Funny enough, of all of the things in my life, it seems I am getting the most joy out of my new PS4 Pro system. I bought a game called Sniper 3 for it and it is so incredibly fun to attack bases and go on missions. One lone sniper against sometimes more enemies than you are given sniper rounds. I can’t even imagine how addicted I would be to this game if I were a young kid.

But, dear readers, I hope that has given you all some food for thought. If people do like this blog, or even if they don’t or want to see certain topics, the best way to make that happen is to leave me comments. Without them I am finding it hard to write on a regular basis. Please see below for poem, and Happy Holidays!

 

McCauley Christmas

By: Leif Gregersen

 

Sweet taste of milky chocolates

Candy canes to grab everywhere

 

Christmas dinner plates full of so many things

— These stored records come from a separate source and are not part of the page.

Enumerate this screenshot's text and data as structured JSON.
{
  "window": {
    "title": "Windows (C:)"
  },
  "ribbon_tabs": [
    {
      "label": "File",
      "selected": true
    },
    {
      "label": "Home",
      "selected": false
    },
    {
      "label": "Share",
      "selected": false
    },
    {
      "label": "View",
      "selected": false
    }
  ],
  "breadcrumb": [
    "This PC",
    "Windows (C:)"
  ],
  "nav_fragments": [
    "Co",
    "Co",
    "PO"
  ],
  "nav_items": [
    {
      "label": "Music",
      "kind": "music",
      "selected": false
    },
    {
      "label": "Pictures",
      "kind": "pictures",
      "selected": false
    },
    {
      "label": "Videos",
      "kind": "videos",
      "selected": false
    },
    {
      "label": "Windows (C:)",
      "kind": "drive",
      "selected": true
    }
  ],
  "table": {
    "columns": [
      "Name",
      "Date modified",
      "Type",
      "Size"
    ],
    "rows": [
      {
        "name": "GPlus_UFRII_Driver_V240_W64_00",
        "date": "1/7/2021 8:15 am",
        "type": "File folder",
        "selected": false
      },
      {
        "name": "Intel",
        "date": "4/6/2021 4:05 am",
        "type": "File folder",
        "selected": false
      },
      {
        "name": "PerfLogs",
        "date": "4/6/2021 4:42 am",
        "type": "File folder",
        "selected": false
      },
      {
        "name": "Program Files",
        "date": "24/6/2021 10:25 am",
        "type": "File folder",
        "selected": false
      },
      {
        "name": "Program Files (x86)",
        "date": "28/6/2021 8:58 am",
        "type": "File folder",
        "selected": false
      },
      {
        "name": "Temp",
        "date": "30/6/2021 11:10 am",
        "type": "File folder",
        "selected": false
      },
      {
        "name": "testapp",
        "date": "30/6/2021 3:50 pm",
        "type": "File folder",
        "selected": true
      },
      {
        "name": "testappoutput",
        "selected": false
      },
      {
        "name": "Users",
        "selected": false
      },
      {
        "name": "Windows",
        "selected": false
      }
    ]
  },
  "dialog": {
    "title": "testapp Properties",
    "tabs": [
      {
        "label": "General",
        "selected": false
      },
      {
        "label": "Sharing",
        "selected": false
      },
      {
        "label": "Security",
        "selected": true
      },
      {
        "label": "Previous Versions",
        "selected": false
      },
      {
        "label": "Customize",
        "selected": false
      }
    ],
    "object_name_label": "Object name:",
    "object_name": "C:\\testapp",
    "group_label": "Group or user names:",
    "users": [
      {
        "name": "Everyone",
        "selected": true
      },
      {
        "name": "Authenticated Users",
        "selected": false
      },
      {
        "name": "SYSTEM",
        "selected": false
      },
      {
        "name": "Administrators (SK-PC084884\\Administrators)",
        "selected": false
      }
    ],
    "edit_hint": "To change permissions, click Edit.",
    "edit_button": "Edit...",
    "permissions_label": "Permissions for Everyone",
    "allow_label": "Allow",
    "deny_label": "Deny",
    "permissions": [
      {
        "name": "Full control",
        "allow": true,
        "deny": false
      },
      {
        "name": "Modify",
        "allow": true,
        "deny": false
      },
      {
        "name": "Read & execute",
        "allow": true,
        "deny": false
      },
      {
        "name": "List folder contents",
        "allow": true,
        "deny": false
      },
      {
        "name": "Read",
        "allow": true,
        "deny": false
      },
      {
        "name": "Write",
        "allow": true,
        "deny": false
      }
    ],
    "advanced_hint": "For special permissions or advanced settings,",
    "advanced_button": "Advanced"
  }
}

That even those on diets eat like they don’t care

 

Parents right there to make our lives so wonderful

Also Cousins, Aunts and Uncles all around

 

Hearing the church bells start to ring

Just after Santa brought our presents down

 

We truly had no idea at that time

There was want, disappointment or so much need

 

In fact, when we didn’t get just what we had wanted

We often displayed some very ugly greed

 

Christmas time came year upon year

Each time bringing much needed joy

 

So wonderful in my small home town

To be a youthful girl or boy

 

The time came eventually for my brother and sister and I

To grow past Christmas, and move out on our own

 

And suddenly for the very first time

We learned what it meant to be truly alone

 

But despite the trials each and every year

When there was time for us to return home

 

We happily reunited with our sweet kind family

And forgot we ever had been alone

 

Sadly, we never even realized

In the neighborhood in which we lived

 

Many of our close friends and neighbors were alone

Even though we ourselves had more than enough love to give

 

When everyone seems celebrates, look closely and carefully

Look at those with whom you share your special place

 

Don’t just smile at them while they die inside

Despite how they may put up a happy face

 

Help them through the hardest times

Those who came before we did and after

 

Share with them a special gift

Share joy and love and laughter

 

Show everyone you care about each of them

Everyone tossed around here on mother Earth

 

Please learn a lesson in this special time you will use all year

As we celebrate my savior’s birth